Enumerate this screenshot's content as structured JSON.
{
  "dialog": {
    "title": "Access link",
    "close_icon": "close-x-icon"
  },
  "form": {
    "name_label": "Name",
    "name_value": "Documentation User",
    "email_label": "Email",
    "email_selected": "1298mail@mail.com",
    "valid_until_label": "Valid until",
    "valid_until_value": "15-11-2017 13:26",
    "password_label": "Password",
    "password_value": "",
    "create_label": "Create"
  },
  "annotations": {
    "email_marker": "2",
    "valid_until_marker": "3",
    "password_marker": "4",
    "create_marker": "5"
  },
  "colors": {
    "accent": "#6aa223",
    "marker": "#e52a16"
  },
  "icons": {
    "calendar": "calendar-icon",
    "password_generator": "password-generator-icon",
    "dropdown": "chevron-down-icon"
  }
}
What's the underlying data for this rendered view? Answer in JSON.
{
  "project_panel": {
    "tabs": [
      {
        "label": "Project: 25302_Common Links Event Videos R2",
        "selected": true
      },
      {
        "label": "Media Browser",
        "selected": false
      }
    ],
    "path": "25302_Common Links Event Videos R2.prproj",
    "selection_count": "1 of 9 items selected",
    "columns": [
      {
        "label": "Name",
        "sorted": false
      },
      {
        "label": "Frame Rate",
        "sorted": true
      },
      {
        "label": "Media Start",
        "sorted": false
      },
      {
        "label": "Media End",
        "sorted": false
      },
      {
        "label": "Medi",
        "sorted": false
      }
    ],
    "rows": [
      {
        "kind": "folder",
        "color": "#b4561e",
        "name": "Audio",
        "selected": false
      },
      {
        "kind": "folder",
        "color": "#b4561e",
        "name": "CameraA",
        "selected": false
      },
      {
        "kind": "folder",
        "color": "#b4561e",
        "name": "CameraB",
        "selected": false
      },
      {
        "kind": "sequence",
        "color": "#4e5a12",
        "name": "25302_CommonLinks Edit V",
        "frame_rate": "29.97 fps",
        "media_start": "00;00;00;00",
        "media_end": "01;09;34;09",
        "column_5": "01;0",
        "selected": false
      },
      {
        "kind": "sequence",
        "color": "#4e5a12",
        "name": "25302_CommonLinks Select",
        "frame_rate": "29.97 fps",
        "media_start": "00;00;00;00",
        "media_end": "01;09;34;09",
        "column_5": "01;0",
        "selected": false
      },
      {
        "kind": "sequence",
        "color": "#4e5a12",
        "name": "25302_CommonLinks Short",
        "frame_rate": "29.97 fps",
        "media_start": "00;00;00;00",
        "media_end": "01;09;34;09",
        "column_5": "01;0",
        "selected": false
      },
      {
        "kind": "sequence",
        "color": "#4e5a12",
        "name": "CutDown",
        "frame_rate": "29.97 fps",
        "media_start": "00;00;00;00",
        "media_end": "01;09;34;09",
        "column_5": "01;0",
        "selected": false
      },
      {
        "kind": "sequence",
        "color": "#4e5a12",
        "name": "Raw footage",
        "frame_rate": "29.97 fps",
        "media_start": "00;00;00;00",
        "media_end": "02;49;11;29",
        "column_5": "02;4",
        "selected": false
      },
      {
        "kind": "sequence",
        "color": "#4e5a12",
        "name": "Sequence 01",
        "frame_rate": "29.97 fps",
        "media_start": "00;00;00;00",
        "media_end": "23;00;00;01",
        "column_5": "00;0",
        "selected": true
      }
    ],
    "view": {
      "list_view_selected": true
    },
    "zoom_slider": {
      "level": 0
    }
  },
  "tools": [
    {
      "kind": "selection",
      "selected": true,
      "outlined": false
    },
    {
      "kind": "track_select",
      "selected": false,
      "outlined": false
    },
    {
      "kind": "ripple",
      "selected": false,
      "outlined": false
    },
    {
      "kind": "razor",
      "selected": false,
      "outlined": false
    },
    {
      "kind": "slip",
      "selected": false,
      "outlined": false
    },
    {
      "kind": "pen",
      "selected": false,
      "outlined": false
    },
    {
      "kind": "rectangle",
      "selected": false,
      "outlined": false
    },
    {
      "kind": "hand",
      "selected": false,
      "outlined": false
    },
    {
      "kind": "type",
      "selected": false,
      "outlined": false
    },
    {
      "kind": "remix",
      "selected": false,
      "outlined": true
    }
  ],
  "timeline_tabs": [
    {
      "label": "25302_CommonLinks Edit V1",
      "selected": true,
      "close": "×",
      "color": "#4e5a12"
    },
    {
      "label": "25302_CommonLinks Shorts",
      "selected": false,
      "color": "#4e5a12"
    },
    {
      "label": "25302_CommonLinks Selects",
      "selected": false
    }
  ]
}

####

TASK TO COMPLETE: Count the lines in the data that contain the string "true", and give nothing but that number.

RESPONSE: 7